NASA's New Mars Lander InSight Just Passed a Crucial Test
It's a big day for NASA: New Mars lander InSight just passed its crucial first test in its ability to search for alien life on the Red Planet.
November 2018 may seem like a very long time from now, but for the scientists at NASA there is much to be done by then in preparation for the launch of the next Mars lander spacecraft, InSight. According to reports, one major test was passed this week when, at Lockheed Martin Space in Denver, NASA successfully extended the craft's solar arrays, which will power it once it reaches the fourth rock from the Sun.
The solar panels on InSight are designed to make the most out of the very dim sunlight on Mars.

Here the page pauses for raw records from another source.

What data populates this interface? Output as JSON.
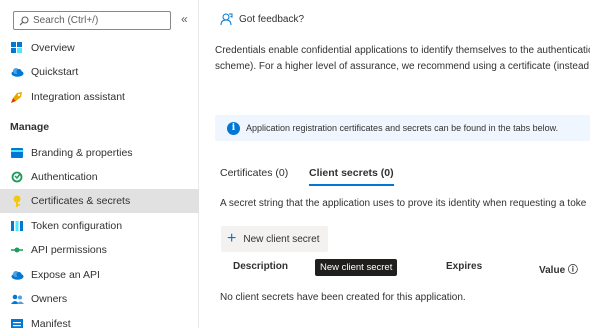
{
  "sidebar": {
    "search_placeholder": "Search (Ctrl+/)",
    "collapse_label": "«",
    "section_manage": "Manage",
    "items": [
      {
        "label": "Overview",
        "icon": "grid-icon"
      },
      {
        "label": "Quickstart",
        "icon": "cloud-icon"
      },
      {
        "label": "Integration assistant",
        "icon": "rocket-icon"
      },
      {
        "label": "Branding & properties",
        "icon": "card-icon"
      },
      {
        "label": "Authentication",
        "icon": "loop-icon"
      },
      {
        "label": "Certificates & secrets",
        "icon": "key-icon"
      },
      {
        "label": "Token configuration",
        "icon": "bars-icon"
      },
      {
        "label": "API permissions",
        "icon": "api-icon"
      },
      {
        "label": "Expose an API",
        "icon": "cloud-icon"
      },
      {
        "label": "Owners",
        "icon": "people-icon"
      },
      {
        "label": "Manifest",
        "icon": "manifest-icon"
      }
    ]
  },
  "main": {
    "feedback_label": "Got feedback?",
    "description_line1": "Credentials enable confidential applications to identify themselves to the authenticatio",
    "description_line2": "scheme). For a higher level of assurance, we recommend using a certificate (instead of",
    "info_text": "Application registration certificates and secrets can be found in the tabs below.",
    "tabs": [
      {
        "label": "Certificates (0)",
        "active": false
      },
      {
        "label": "Client secrets (0)",
        "active": true
      }
    ],
    "secret_description": "A secret string that the application uses to prove its identity when requesting a toke",
    "new_secret_button": "New client secret",
    "tooltip": "New client secret",
    "columns": [
      "Description",
      "Expires",
      "Value ⓘ"
    ],
    "empty_message": "No client secrets have been created for this application."
  },
  "colors": {
    "accent": "#0078d4",
    "selected_bg": "#e1e1e1",
    "info_bg": "#f0f6ff"
  }
}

NASA says that they will power the craft for two years (or one Martian year). "This is the last time we will see the spacecraft in landed configuration before it arrives at the Red Planet," said Lockheed Martin InSight Assembly, Test and Launch Operations (ATLO) Manager, Scott Daniels. "There are still many steps we have to take before launch, but this is a critical milestone before shipping to Vandenberg Air Force Base in California."
Once on Mars, InSight will collect data on the planet's seismic activity, as well as its interior temperatures and other qualities.